# [What you are asked to do]
An acceptable answer contains every record below, unchanged, and no pictures.

(App and web page records)
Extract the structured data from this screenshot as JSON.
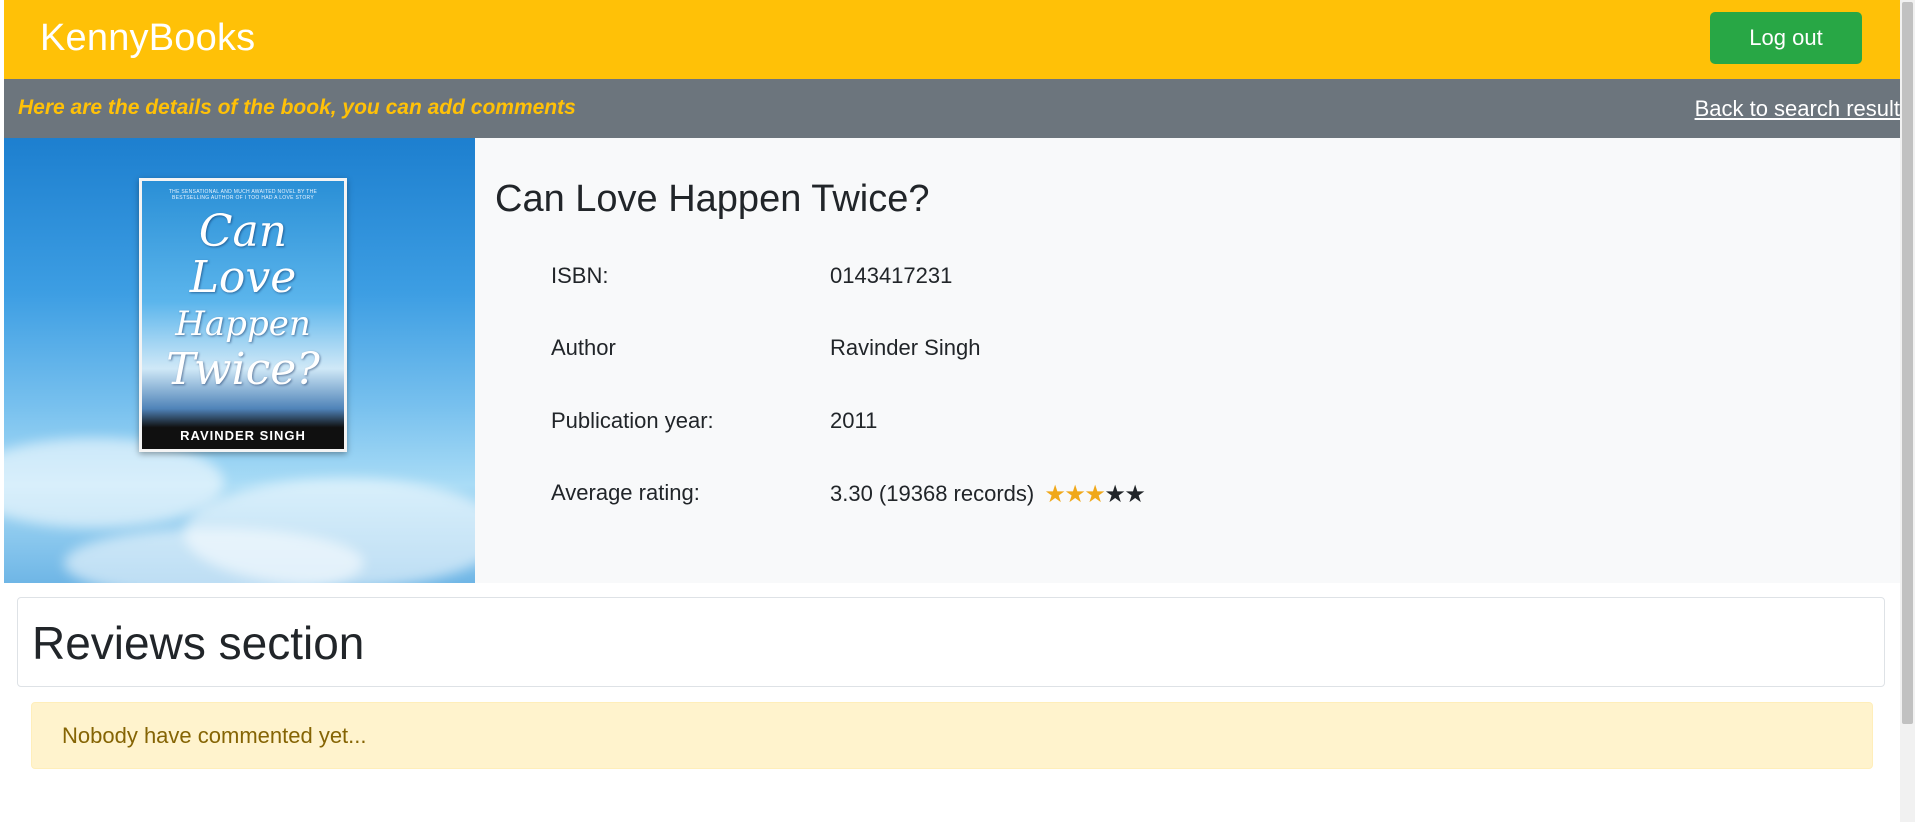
{
  "navbar": {
    "brand": "KennyBooks",
    "logout_label": "Log out"
  },
  "subheader": {
    "message": "Here are the details of the book, you can add comments",
    "back_link": "Back to search result"
  },
  "book": {
    "title": "Can Love Happen Twice?",
    "cover": {
      "blurb": "THE SENSATIONAL AND MUCH AWAITED NOVEL BY THE BESTSELLING AUTHOR OF I TOO HAD A LOVE STORY",
      "title_line1": "Can Love",
      "title_line2": "Happen",
      "title_line3": "Twice?",
      "author": "RAVINDER SINGH"
    },
    "fields": {
      "isbn_label": "ISBN:",
      "isbn": "0143417231",
      "author_label": "Author",
      "author": "Ravinder Singh",
      "year_label": "Publication year:",
      "year": "2011",
      "rating_label": "Average rating:",
      "rating_text": "3.30 (19368 records)",
      "rating_value": 3.3,
      "rating_max": 5
    },
    "star_icon": "star-icon",
    "colors": {
      "star_filled": "#f0a81a",
      "star_empty": "#212529"
    }
  },
  "reviews": {
    "heading": "Reviews section",
    "empty_message": "Nobody have commented yet..."
  },
  "colors": {
    "navbar": "#ffc107",
    "logout_button": "#28a745",
    "subheader": "#6c757d",
    "details_bg": "#f8f9fa",
    "alert_bg": "#fff3cd"
  }
}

# [Result below]
Extract the structured data from this screenshot as JSON.
{
  "navbar": {
    "brand": "KennyBooks",
    "logout_label": "Log out"
  },
  "subheader": {
    "message": "Here are the details of the book, you can add comments",
    "back_link": "Back to search result"
  },
  "book": {
    "title": "Can Love Happen Twice?",
    "cover": {
      "blurb": "THE SENSATIONAL AND MUCH AWAITED NOVEL BY THE BESTSELLING AUTHOR OF I TOO HAD A LOVE STORY",
      "title_line1": "Can Love",
      "title_line2": "Happen",
      "title_line3": "Twice?",
      "author": "RAVINDER SINGH"
    },
    "fields": {
      "isbn_label": "ISBN:",
      "isbn": "0143417231",
      "author_label": "Author",
      "author": "Ravinder Singh",
      "year_label": "Publication year:",
      "year": "2011",
      "rating_label": "Average rating:",
      "rating_text": "3.30 (19368 records)",
      "rating_value": 3.3,
      "rating_max": 5
    },
    "star_icon": "star-icon",
    "colors": {
      "star_filled": "#f0a81a",
      "star_empty": "#212529"
    }
  },
  "reviews": {
    "heading": "Reviews section",
    "empty_message": "Nobody have commented yet..."
  },
  "colors": {
    "navbar": "#ffc107",
    "logout_button": "#28a745",
    "subheader": "#6c757d",
    "details_bg": "#f8f9fa",
    "alert_bg": "#fff3cd"
  }
}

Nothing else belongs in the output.